“The museum was started in 1984 by local air aficionados,” president Greg Bosk told us. “They collected memorabilia, historical facts, and we built a museum on the 2nd floor. For at least 10-15 years it was well-received.”
But after 9/11, with the TSA and bolstered security at the airport, the museum wasn’t as accessible to the public.
Bosk said it was also inconvenient — guests had to have a plane ticket, or make arrangements two weeks in advance to get clearance.
He also said as times changed, younger visitors weren’t impressed.
“We had a lot of things displayed — not much depth, not much knowledge, but a lot of items to look at,” he explained. “We’re trying to go from that old look of items sitting on the shelf to a very digital look that would appeal to the kids and schools, through their phones and their tablets.”

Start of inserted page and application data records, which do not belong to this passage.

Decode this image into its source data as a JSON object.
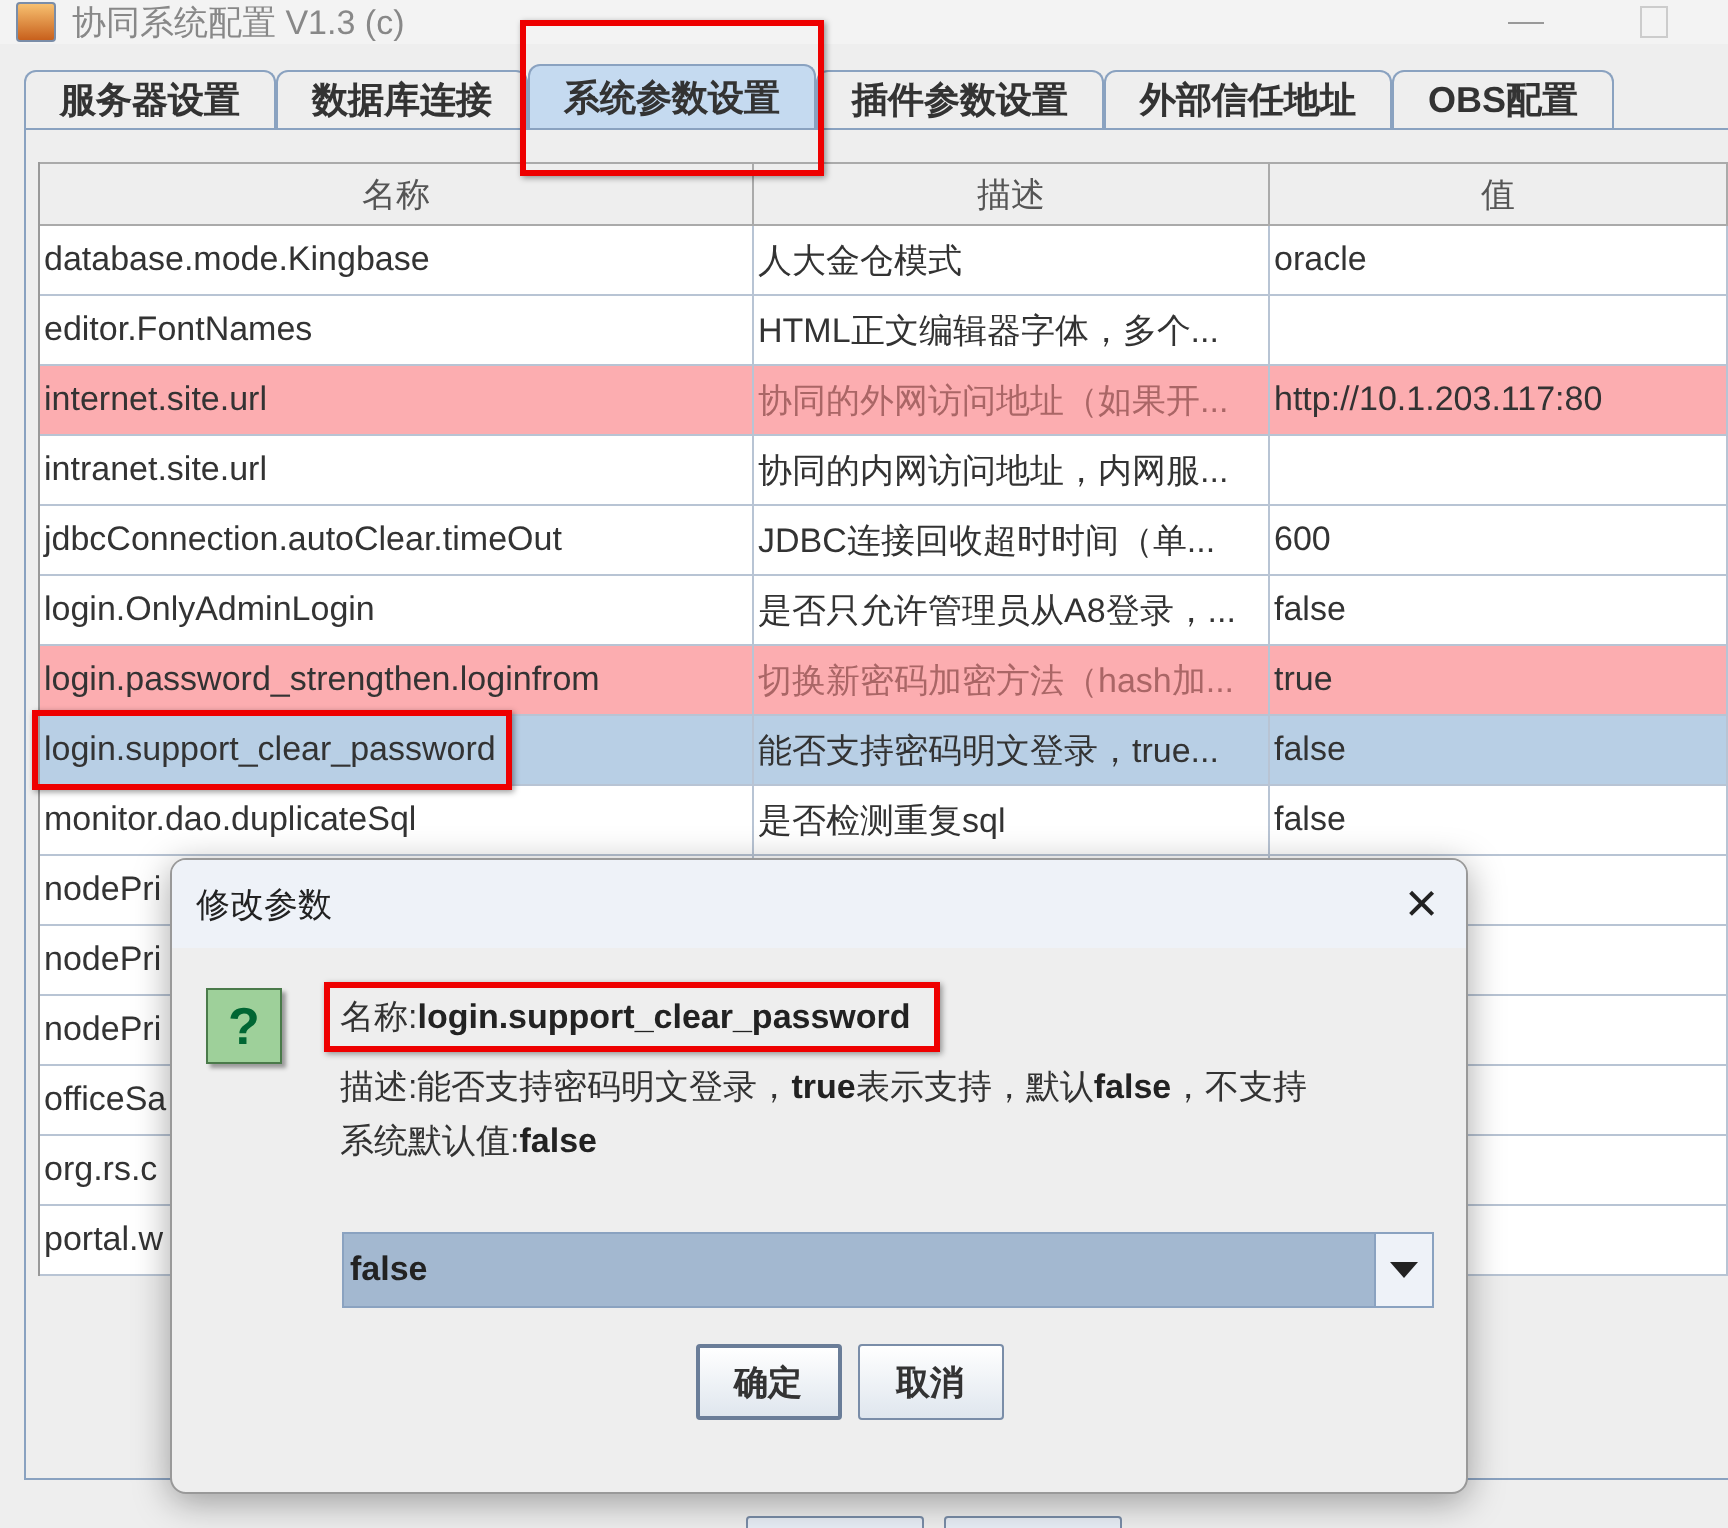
{
  "window": {
    "title": "协同系统配置 V1.3 (c)"
  },
  "tabs": [
    {
      "label": "服务器设置",
      "selected": false
    },
    {
      "label": "数据库连接",
      "selected": false
    },
    {
      "label": "系统参数设置",
      "selected": true
    },
    {
      "label": "插件参数设置",
      "selected": false
    },
    {
      "label": "外部信任地址",
      "selected": false
    },
    {
      "label": "OBS配置",
      "selected": false
    }
  ],
  "table": {
    "columns": [
      "名称",
      "描述",
      "值"
    ],
    "rows": [
      {
        "cells": [
          "database.mode.Kingbase",
          "人大金仓模式",
          "oracle"
        ],
        "flagged": false,
        "selected": false
      },
      {
        "cells": [
          "editor.FontNames",
          "HTML正文编辑器字体，多个...",
          ""
        ],
        "flagged": false,
        "selected": false
      },
      {
        "cells": [
          "internet.site.url",
          "协同的外网访问地址（如果开...",
          "http://10.1.203.117:80"
        ],
        "flagged": true,
        "selected": false
      },
      {
        "cells": [
          "intranet.site.url",
          "协同的内网访问地址，内网服...",
          ""
        ],
        "flagged": false,
        "selected": false
      },
      {
        "cells": [
          "jdbcConnection.autoClear.timeOut",
          "JDBC连接回收超时时间（单...",
          "600"
        ],
        "flagged": false,
        "selected": false
      },
      {
        "cells": [
          "login.OnlyAdminLogin",
          "是否只允许管理员从A8登录，...",
          "false"
        ],
        "flagged": false,
        "selected": false
      },
      {
        "cells": [
          "login.password_strengthen.loginfrom",
          "切换新密码加密方法（hash加...",
          "true"
        ],
        "flagged": true,
        "selected": false
      },
      {
        "cells": [
          "login.support_clear_password",
          "能否支持密码明文登录，true...",
          "false"
        ],
        "flagged": false,
        "selected": true
      },
      {
        "cells": [
          "monitor.dao.duplicateSql",
          "是否检测重复sql",
          "false"
        ],
        "flagged": false,
        "selected": false
      },
      {
        "cells": [
          "nodePri",
          "",
          ""
        ],
        "flagged": false,
        "selected": false
      },
      {
        "cells": [
          "nodePri",
          "",
          ""
        ],
        "flagged": false,
        "selected": false
      },
      {
        "cells": [
          "nodePri",
          "",
          ""
        ],
        "flagged": false,
        "selected": false
      },
      {
        "cells": [
          "officeSa",
          "",
          ""
        ],
        "flagged": false,
        "selected": false
      },
      {
        "cells": [
          "org.rs.c",
          "",
          ""
        ],
        "flagged": false,
        "selected": false
      },
      {
        "cells": [
          "portal.w",
          "",
          ""
        ],
        "flagged": false,
        "selected": false
      }
    ]
  },
  "dialog": {
    "title": "修改参数",
    "close": "×",
    "lines": [
      "名称:**login.support_clear_password**",
      "描述:能否支持密码明文登录，**true**表示支持，默认**false**，不支持",
      "系统默认值:**false**"
    ],
    "icon_glyph": "?",
    "select": {
      "value": "false"
    },
    "buttons": [
      {
        "label": "确定",
        "default": true
      },
      {
        "label": "取消",
        "default": false
      }
    ]
  }
}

As it is now, the current museum is just a dozen or so items in a display case in the lobby of the airport.
Items it previously kept were given to the History Center.
Anything related to the military was donated to the Veterans’ National Memorial Shrine and Museum.

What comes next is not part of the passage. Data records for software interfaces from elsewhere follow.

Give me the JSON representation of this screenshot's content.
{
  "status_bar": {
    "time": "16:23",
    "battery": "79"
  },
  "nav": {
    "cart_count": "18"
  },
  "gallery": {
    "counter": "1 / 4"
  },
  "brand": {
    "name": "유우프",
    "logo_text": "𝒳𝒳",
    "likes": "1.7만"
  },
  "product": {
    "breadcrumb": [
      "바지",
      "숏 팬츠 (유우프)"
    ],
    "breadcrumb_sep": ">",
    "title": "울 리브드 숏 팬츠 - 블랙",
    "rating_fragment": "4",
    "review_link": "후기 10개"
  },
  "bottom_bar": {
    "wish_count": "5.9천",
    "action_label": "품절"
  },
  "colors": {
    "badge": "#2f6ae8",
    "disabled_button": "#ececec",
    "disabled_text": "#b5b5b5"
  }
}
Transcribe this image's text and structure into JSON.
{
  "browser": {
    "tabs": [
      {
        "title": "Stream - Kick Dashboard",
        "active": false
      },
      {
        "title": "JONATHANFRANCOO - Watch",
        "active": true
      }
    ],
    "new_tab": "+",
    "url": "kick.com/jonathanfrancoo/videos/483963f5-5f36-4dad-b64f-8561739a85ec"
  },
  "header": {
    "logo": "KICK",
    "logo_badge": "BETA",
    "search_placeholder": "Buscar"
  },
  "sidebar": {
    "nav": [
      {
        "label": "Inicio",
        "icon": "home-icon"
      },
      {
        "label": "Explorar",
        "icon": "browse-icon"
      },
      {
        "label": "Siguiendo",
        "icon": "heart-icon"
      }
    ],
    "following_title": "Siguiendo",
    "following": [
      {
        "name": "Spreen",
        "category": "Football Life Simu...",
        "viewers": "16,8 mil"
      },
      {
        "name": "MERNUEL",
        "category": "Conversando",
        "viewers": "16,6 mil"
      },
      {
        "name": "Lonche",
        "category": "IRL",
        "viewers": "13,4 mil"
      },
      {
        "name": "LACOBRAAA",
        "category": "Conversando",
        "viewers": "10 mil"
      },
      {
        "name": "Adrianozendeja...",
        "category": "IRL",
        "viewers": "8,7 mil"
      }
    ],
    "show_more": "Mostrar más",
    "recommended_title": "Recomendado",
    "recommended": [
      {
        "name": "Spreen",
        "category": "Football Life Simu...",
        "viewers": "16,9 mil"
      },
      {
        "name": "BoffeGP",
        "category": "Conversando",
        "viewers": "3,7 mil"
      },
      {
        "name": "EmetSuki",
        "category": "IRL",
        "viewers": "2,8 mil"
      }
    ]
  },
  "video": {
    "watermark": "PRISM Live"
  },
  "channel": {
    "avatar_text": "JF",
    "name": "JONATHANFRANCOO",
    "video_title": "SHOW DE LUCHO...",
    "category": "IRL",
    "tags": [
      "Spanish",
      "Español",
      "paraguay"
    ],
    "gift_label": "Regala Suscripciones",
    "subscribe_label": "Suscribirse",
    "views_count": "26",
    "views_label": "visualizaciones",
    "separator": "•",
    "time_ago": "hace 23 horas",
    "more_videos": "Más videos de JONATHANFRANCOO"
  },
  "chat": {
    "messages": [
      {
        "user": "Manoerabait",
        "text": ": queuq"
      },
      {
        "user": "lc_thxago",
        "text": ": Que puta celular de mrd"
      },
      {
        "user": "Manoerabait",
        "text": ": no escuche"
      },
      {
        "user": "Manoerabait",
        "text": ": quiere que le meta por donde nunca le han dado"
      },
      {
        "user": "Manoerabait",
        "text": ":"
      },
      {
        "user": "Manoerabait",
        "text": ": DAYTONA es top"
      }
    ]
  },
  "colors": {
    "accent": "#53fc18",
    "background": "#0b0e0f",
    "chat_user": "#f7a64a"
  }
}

A lot of magazines, newspapers, and military publications are currently being digitized by the Fort Wayne Aviation Museum, and shared on their Facebook page.
Bosk plans to make the new museum, which will be installed in the section of the airport near the TSA, an interactive learning destination for teachers and students.

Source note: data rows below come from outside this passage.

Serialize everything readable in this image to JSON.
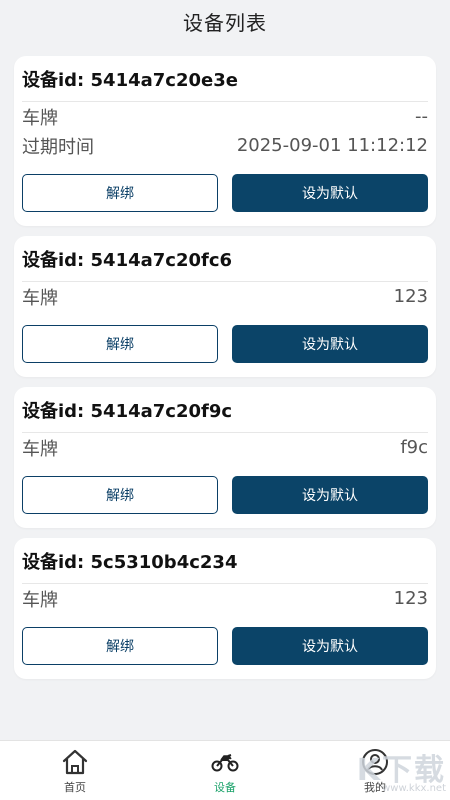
{
  "header": {
    "title": "设备列表"
  },
  "devices": [
    {
      "heading": "设备id: 5414a7c20e3e",
      "rows": [
        {
          "label": "车牌",
          "value": "--"
        },
        {
          "label": "过期时间",
          "value": "2025-09-01 11:12:12"
        }
      ],
      "unbind_label": "解绑",
      "default_label": "设为默认"
    },
    {
      "heading": "设备id: 5414a7c20fc6",
      "rows": [
        {
          "label": "车牌",
          "value": "123"
        }
      ],
      "unbind_label": "解绑",
      "default_label": "设为默认"
    },
    {
      "heading": "设备id: 5414a7c20f9c",
      "rows": [
        {
          "label": "车牌",
          "value": "f9c"
        }
      ],
      "unbind_label": "解绑",
      "default_label": "设为默认"
    },
    {
      "heading": "设备id: 5c5310b4c234",
      "rows": [
        {
          "label": "车牌",
          "value": "123"
        }
      ],
      "unbind_label": "解绑",
      "default_label": "设为默认"
    }
  ],
  "tabbar": {
    "items": [
      {
        "label": "首页",
        "icon": "home-icon"
      },
      {
        "label": "设备",
        "icon": "motorcycle-icon",
        "active": true
      },
      {
        "label": "我的",
        "icon": "user-icon"
      }
    ]
  },
  "watermark": {
    "mark": "K下载",
    "site": "www.kkx.net"
  },
  "colors": {
    "primary": "#0b4468",
    "tab_active": "#1aa26a",
    "background": "#f1f2f4"
  }
}
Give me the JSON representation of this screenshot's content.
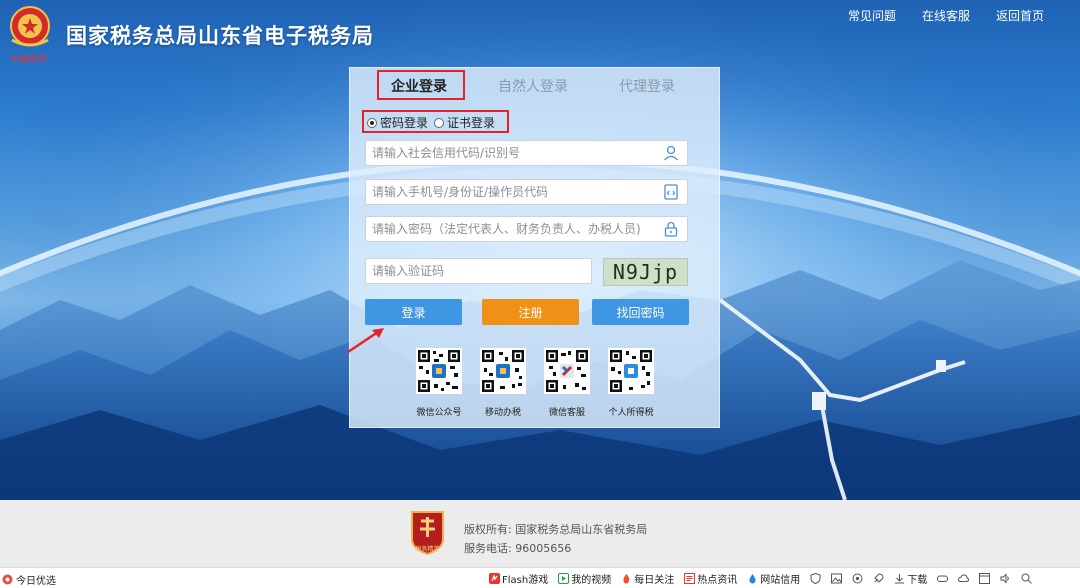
{
  "header": {
    "title": "国家税务总局山东省电子税务局",
    "emblem_caption": "中国税务",
    "links": [
      "常见问题",
      "在线客服",
      "返回首页"
    ]
  },
  "login": {
    "tabs": [
      "企业登录",
      "自然人登录",
      "代理登录"
    ],
    "active_tab": "企业登录",
    "modes": [
      "密码登录",
      "证书登录"
    ],
    "selected_mode": "密码登录",
    "placeholders": {
      "credit_code": "请输入社会信用代码/识别号",
      "account": "请输入手机号/身份证/操作员代码",
      "password": "请输入密码（法定代表人、财务负责人、办税人员)",
      "captcha": "请输入验证码"
    },
    "captcha_text": "N9Jjp",
    "buttons": {
      "login": "登录",
      "register": "注册",
      "recover": "找回密码"
    },
    "qr_codes": [
      "微信公众号",
      "移动办税",
      "微信客服",
      "个人所得税"
    ]
  },
  "footer": {
    "badge_text": "税务精英",
    "copyright": "版权所有: 国家税务总局山东省税务局",
    "phone": "服务电话: 96005656"
  },
  "statusbar": {
    "left": "今日优选",
    "items": [
      "Flash游戏",
      "我的视频",
      "每日关注",
      "热点资讯",
      "网站信用"
    ],
    "download": "下载"
  },
  "colors": {
    "accent_blue": "#3f97e3",
    "register_orange": "#f09117",
    "highlight_red": "#e52323"
  }
}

“We’re also going to incorporate something called augmented reality,” he shared. “With the augmented reality, you’ll be able to be on your iPhone, on your iPad, or on your Android — actually get into Art Smith’s airplane… and you’ll be able to pilot it through Waynedale on a mail run.”
“You’ll be able to sit beside Margaret Ringenberg, a famous lady aviator from the Fort Wayne area,” he continued, “listen to her talk and walk through her flights.”
Bosk said a third augmented reality resource, will put visitors into the old control tower once overlooking Baer Field.
“The technology that we’re writing will last for years,” he said. “It will allow us to update immediately over the internet, instead of taking things apart. New knowledge comes across to us all the time.”
In addition to the new museum inside the airport, Fort Wayne’s aviation history will be completely mapped on its website, which is currently under development.
“When I talk to school teachers, when I look at my grandson with his iPad in Kindergarten learning and things like that… that’s where it’s at!” Bosk added. “I got to get to that level on the iPad in the school system, so that teachers can easily access the Fort Wayne Aviation Museum website.”
But the grand plan to preserve the aviation legacy written in 21Country, doesn’t come free.
Bosk says the museum needs $150,000 to finish the software and complete the museum at the same time renovations are finished at the airport.
“I need someone to take the first big step,” he urged. “Someone needs to be a pioneer like Baer and Smith here, someone needs to be my pioneer so we can get this.”
In addition to money, Bosk is also concerned about crucial documents being discarded, as family members who had close ties to Baer Field pass away.
“It’s very important to gather this knowledge now, before it becomes we can’t find it, or don’t even know about it,” he said. “Those things I can’t find, I can’t replace.”
Thankfully, he has four years of a publication called The Beacon that illustrates life on the military base for the 100,000 people that were in and out every day.
“There’s so many little facts that people go ‘How’d they do that?’” Bosk told us. “We have that knowledge and we’re building it everyday, but we have to build it digitally so it will be there for generations to come.”
If you’re interested in donating money or items to Bosk’s collection, you can contact him via his email: email@example.com.